With the state of childhood obesity reaching epidemic proportions, 60 seconds of movement could make a big difference. According to the CDC, more than one-third of children and adolescents in America are obese. In 1980, only 10 percent of our young people were overweight or obese. Statistically, children who are obese tend to stay obese throughout their lives, and are at great risk of type 2 diabetes, high blood pressure, and low self-esteem.
The JAM World Record event aims to dramatically reduce those astonishing numbers. In 2012, 1.3 million children from 17,000 schools participated in the event, and this year the goal is 3 million. Exercise guru Patricia Friberg will be the JAM fitness leader for the nationwide event, and has released a video with NFL running back C.J. Spiller. It’s good to see the NFL getting involved in the childhood obesity fight, especially after the beastly burgers they endorsed last month.
There’s even a friendly competition between states to see who can get the most children involved in the world record event. West Virginia took last year’s crown after eight percent of the state participated (Ironic considering West Virginia is one of the unhealthiest states in the union, but hey, they’re trying!).
The JAM event is just the latest in a series of positive strides toward beating childhood obesity. School lunch reform, the Let’s Move campaign, and NFL Play 60 have all helped bring awareness to the epidemic in 2013. Though these national programs cost millions of dollars to execute, the inherent message is so simple. Our children need to unplug, get moving, and eat right. Whether you acknowledge it or not, our society grows ever more sedentary each year, and health organizations can’t control what happens in our homes, so the onus is on parents. Healthy habits have to be taught and executed in the home if we want a fighting chance.
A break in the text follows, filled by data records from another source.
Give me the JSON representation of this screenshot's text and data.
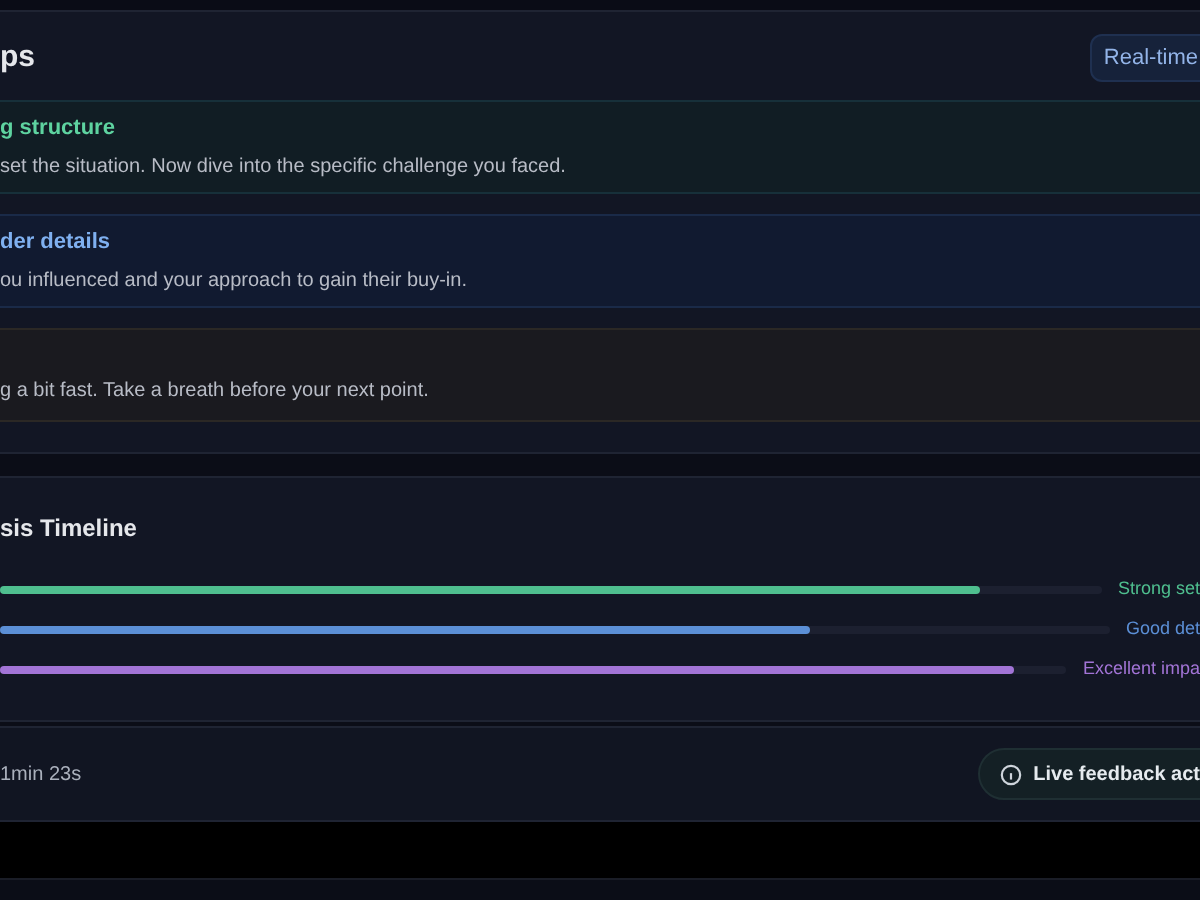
{
  "tips": {
    "title": "ps",
    "badge": "Real-time",
    "cards": [
      {
        "kind": "success",
        "title": "g structure",
        "text": "set the situation. Now dive into the specific challenge you faced."
      },
      {
        "kind": "info",
        "title": "der details",
        "text": "ou influenced and your approach to gain their buy-in."
      },
      {
        "kind": "warning",
        "text": "g a bit fast. Take a breath before your next point."
      }
    ]
  },
  "timeline": {
    "title": "sis Timeline",
    "bars": [
      {
        "label": "Strong set",
        "level": 0.89,
        "color": "#4fbf8f"
      },
      {
        "label": "Good det",
        "level": 0.73,
        "color": "#5b8fd6"
      },
      {
        "label": "Excellent impa",
        "level": 0.95,
        "color": "#a274d6"
      }
    ]
  },
  "footer": {
    "duration": "1min 23s",
    "status": "Live feedback act"
  }
}
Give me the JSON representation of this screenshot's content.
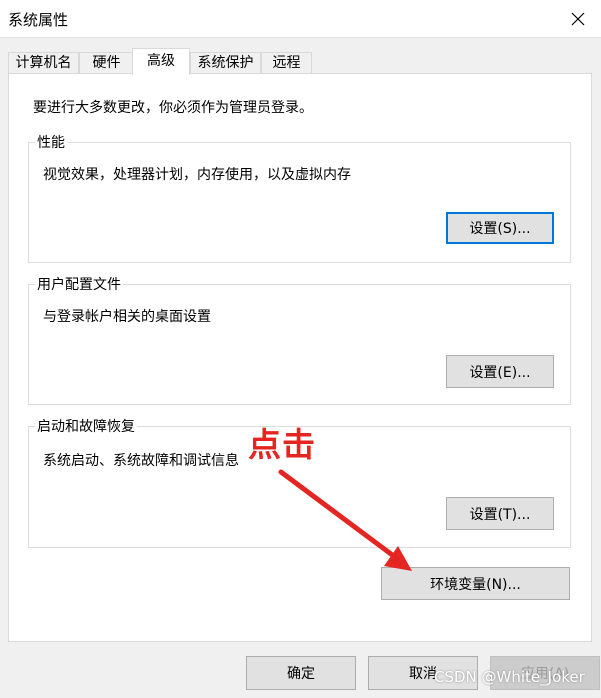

To register for this year’s JAM World Record event, heard to www.jamworldrecord.org. (Registration is free and takes just-a-minute.)